Editorial, The Kentucky Standard
Are you looking forward to a roaring fun-filled spring?
The sun is shining a little brighter here lately and a little longer this evening. As most of you know, daylight savings time began Sunday at 2 a.m. Now, most of us have computers and smart phones to automatically change the time, so we are free from the hassle of manual adjustment. However, don’t forget to set your alarms, just in case.
You may have lost an hour of your treasured beauty sleep but you will reap the reward of longer days and warmer weather to ascend.
With that being said, research shows with the beginning and the end of Daylight Savings Time some of us take a little time to adapt to the modification.
Be it anxiety, diet or just mild sleep deprivation, the time change can affect hormone levels in your body that can lead to changes in your appetite, increase in cravings and possible overeating.
Some people have been known to get headaches, stomach aches and even cardiac issues for those with sleep disorders.
Changes as these can also affect your cognitive thinking and awareness. Think about this when you’re on the way to work in the morning.
Here are a few tips from the American Academy of Sleep Medicine for shifting to daylight-saving time:
• Get at least seven hours of sleep before and after the transition.
• Gradually adjust sleep and wake times two to three days before the change by shifting bedtime 15 to 20 minutes earlier each night.
• Go outside and get exposure to morning sunlight on Sunday to help regulate your internal clock.
• Exercise caution during activities that require alertness in the week after the transition.
The spring not only brings a change in time but also to the weather. March is severe weather awareness month.
Severe weather can happen anytime, anywhere from hazardous conditions created from thunderstorms, damaging winds, tornadoes, hail, flooding and/or winter storms associated with freezing rain, sleet, snow and strong winds.
In the past few months in Kentucky we are getting a little of all of the above. The recent tornados that ripped through Tennessee hits really close to home as you think about getting prepared for the season.
The National Weather Service recently issued the following tips to help you create a tornado-safety plan.
• Create a plan for where you and your family will go in the event of a tornado — at home, at work and at relatives’ or friends’ homes that you visit frequently. Always be alert to changing weather conditions.
• Pick a safe room in your home where household members and pets may gather during a tornado. This should be a basement, storm cellar or an interior room on the lowest floor with no windows.

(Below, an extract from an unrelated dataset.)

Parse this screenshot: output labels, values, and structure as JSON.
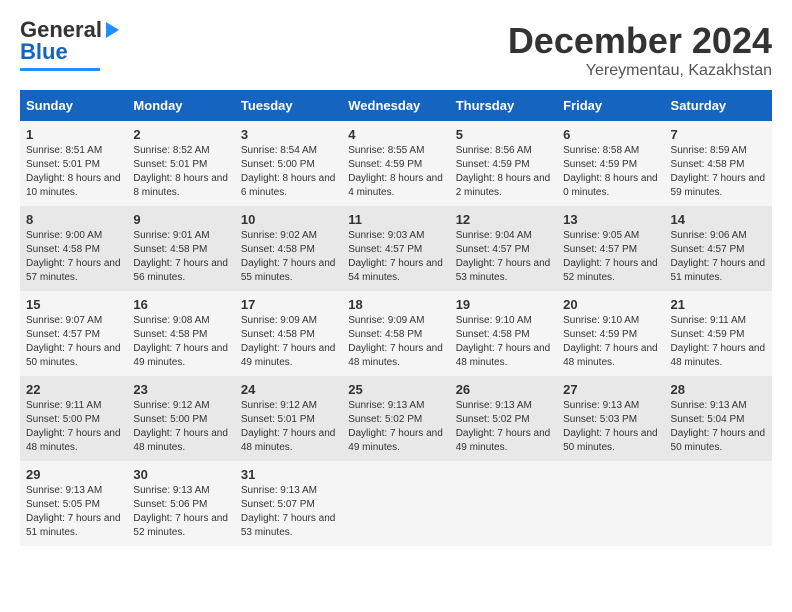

• Listen to NOAA Weather Radio or to commercial radio or television newscasts for the latest information.
• Check with your work and your children’s school and day care center regarding tornado emergency plans. Every building has different safe places. It is important to know where they are and how to get there in an emergency.
• Make sure everyone understands how tornado siren warning systems work and if a warning system is installed in your area.
• Mark clearly where your first-aid kit and fire extinguishers are located. Make sure the first-aid kit is properly stocked with medical supplies.
• Teach your family how to administer basic first aid, how to use a fire extinguisher, and how and when to turn off water, gas, and electricity in your home.
• Mark clearly where the utility switches or valves are located so they can be turned off — if time permits — in an emergency.
• Learn the emergency dismissal policy for your child’s school.
In addition have an emergency kit that includes a flashlight, battery powered radio, prescription medications and a first aid kit.
Also important documents, i.e. birth certificates, social security cards, as well as any keepsake photos, etc. should be stored in a fire and waterproof safe.
Following a few simple self-preparedness techniques can put your mind at ease while enjoying time with family and friends.
Remember spring comes in like a lion.